- [Listed entries]
▽

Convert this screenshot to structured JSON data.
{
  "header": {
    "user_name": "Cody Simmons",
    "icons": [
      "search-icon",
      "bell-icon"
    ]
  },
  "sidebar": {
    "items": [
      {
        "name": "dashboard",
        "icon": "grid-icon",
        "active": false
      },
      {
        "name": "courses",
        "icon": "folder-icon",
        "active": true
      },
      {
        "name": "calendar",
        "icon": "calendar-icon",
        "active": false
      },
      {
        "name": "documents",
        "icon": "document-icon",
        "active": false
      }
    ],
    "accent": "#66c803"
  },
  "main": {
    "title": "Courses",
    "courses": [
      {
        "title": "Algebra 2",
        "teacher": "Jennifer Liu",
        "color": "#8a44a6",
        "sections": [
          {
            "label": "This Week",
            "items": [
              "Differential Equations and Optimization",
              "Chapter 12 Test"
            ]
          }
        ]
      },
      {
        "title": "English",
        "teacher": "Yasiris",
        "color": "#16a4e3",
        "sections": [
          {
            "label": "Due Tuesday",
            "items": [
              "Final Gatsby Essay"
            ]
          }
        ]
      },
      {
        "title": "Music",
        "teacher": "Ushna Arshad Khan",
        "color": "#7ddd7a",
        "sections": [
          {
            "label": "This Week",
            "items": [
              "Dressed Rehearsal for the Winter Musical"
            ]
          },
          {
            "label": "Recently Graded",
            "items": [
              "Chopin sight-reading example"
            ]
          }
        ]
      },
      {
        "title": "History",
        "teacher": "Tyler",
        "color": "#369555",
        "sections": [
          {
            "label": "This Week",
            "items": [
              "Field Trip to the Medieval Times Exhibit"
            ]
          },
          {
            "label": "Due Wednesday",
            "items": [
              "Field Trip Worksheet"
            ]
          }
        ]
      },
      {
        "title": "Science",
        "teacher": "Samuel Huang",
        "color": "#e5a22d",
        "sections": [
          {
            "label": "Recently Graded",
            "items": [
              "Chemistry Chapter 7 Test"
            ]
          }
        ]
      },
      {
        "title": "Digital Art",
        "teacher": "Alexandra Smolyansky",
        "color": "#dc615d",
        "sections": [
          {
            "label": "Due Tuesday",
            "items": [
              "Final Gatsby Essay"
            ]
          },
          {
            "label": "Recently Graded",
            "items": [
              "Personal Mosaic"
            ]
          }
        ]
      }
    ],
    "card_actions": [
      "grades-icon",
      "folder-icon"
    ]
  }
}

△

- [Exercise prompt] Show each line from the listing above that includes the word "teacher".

- [Reply to the task]
        "teacher": "Jennifer Liu",
        "teacher": "Yasiris",
        "teacher": "Ushna Arshad Khan",
        "teacher": "Tyler",
        "teacher": "Samuel Huang",
        "teacher": "Alexandra Smolyansky",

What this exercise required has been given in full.